Bitcoin’s Missing 23 Percent Problem

Its expected that 21 million Bitcoins will have been mined by 2040, but the amount available to spend and trade will be a lot lower, according to recent reports from Fortune.

In fact, between 2.78 million and 4 million Bitcoin have disappeared already, implying 17 to 23 percent are already gone, according to new research from digital forensics firm Chainalysis. Each Bitcoin is valued at approximately $8,500 as of Saturday, Nov. 25.

Researchers have long made guesses as to how much of the cryptocurrency is gone, but Chainalysis' findings rely on an empirical analysis of blockchain, the underpinnings of Bitcoin. The results reflect Bitcoins that have been lost completely — in the process of taking coins out of circulation, hoarding coins, buying and selling coins and strategic investments, among other factors — not those stolen by hackers or other bad actors.
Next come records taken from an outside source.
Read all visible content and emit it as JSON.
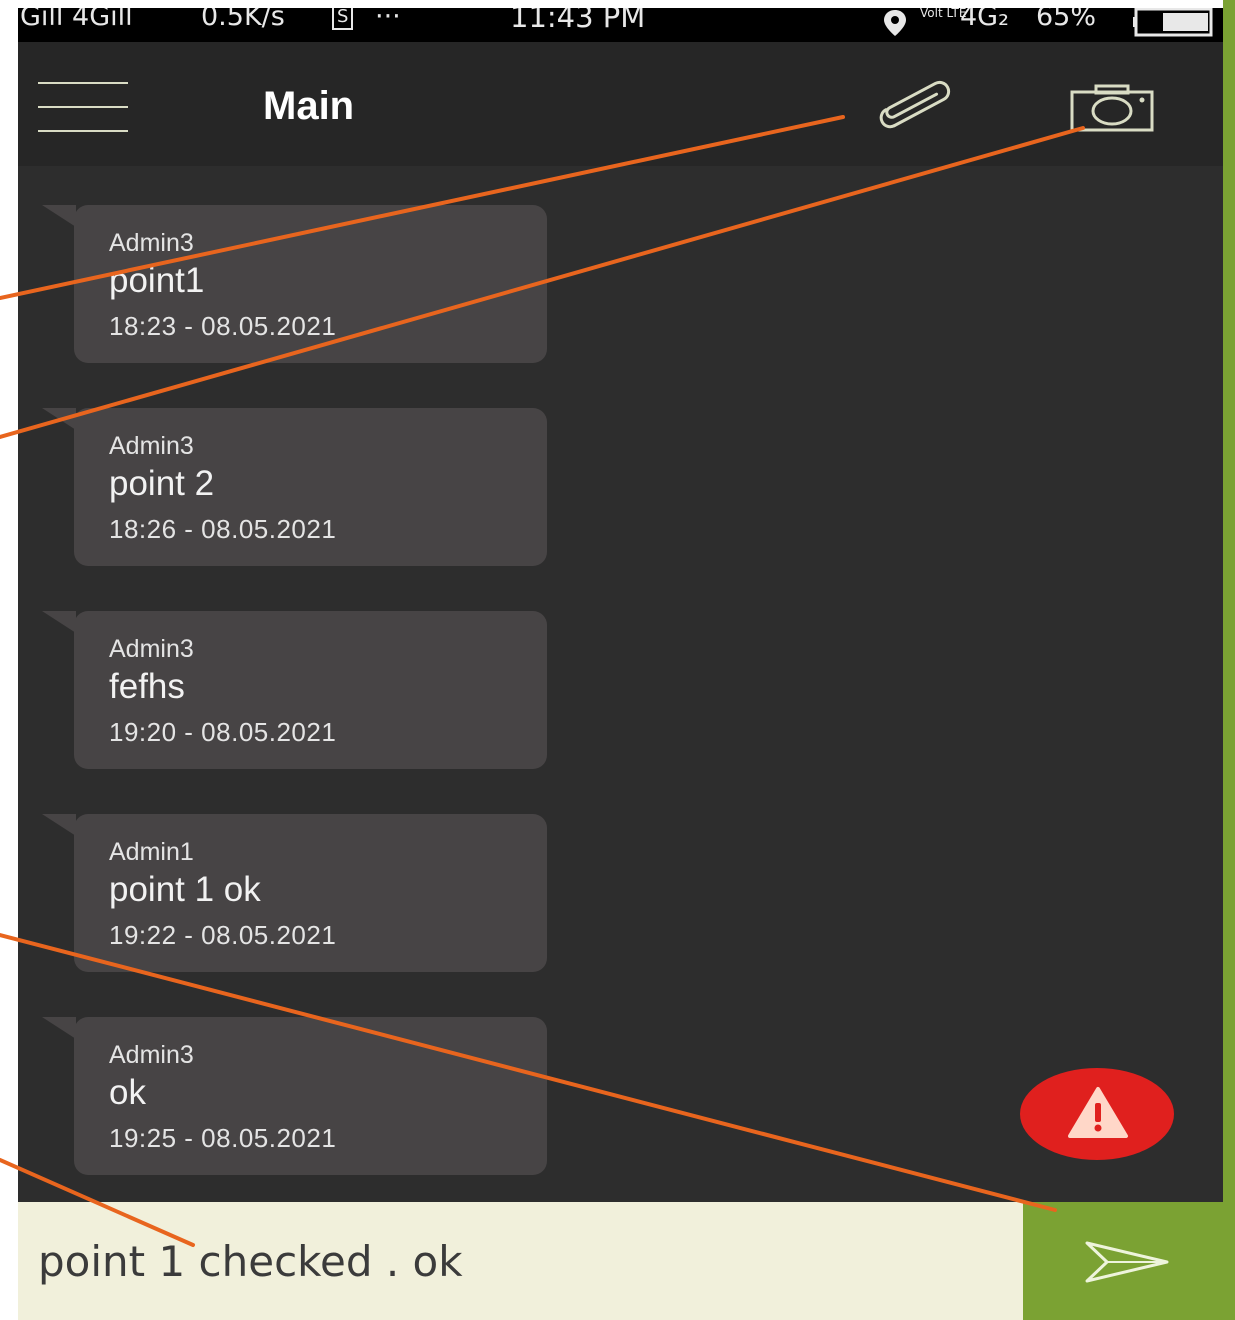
{
  "status_bar": {
    "network": "Gıll 4Gıll",
    "speed": "0.5K/s",
    "sim_badge": "S",
    "dots": "···",
    "time": "11:43 PM",
    "lte": "Volt LTE",
    "net_type": "4G₂",
    "battery": "65%"
  },
  "header": {
    "title": "Main",
    "icons": [
      "menu-icon",
      "paperclip-icon",
      "camera-icon"
    ]
  },
  "messages": [
    {
      "sender": "Admin3",
      "text": "point1",
      "time": "18:23 - 08.05.2021"
    },
    {
      "sender": "Admin3",
      "text": "point 2",
      "time": "18:26 - 08.05.2021"
    },
    {
      "sender": "Admin3",
      "text": "fefhs",
      "time": "19:20 - 08.05.2021"
    },
    {
      "sender": "Admin1",
      "text": "point 1 ok",
      "time": "19:22 - 08.05.2021"
    },
    {
      "sender": "Admin3",
      "text": "ok",
      "time": "19:25 - 08.05.2021"
    }
  ],
  "composer": {
    "value": "point 1 checked . ok",
    "send_icon": "send-icon"
  },
  "alert_button": {
    "icon": "warning-icon"
  },
  "colors": {
    "background": "#2d2d2d",
    "app_bar": "#262626",
    "bubble": "#474445",
    "accent_green": "#7ba233",
    "composer": "#f1f0db",
    "alert_red": "#e0201e",
    "annotation": "#e8651e"
  }
}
The research shows that going forward more Bitcoins will be lost, but the rate will slow compared to the past because the cryptocurrency is more valuable. The new research also raises the question of whether the missing coins are already priced into the value of Bitcoin.

“That is a very complex question,” said Chainalysis CEO Jonathan Levin. “On the one hand, direct calculations about market cap do not take lost coins into consideration. Considering how highly speculative this field is, those market cap calculations may make it into economic models of the market that impact spending activity. Yet the market has adapted to the actual demand and supply available — just look at exchange behavior. Furthermore, it is well known monetary policy procedure to lower or increase fiat reserves to impact exchange rates. So the answer is yes and no.”

Chainalysis is an important player in the world of Bitcoin research, counting both the Internal Revenue Service (IRS) and Europol as clients. Law enforcement often turns to the company to obtain detailed information on how the digital payment method moves around and who owns it.



The How We Shop Report, a PYMNTS collaboration with PayPal, aims to understand how consumers of all ages and incomes are shifting to shopping and paying online in the midst of the COVID-19 pandemic. Our research builds on a series of studies conducted since March, surveying more than 16,000 consumers on how their shopping habits and payments preferences are changing as the crisis continues. This report focuses on our latest survey of 2,163 respondents and examines how their increased appetite for online commerce and digital touchless methods, such as QR codes, contactless cards and digital wallets, is poised to shape the post-pandemic economy.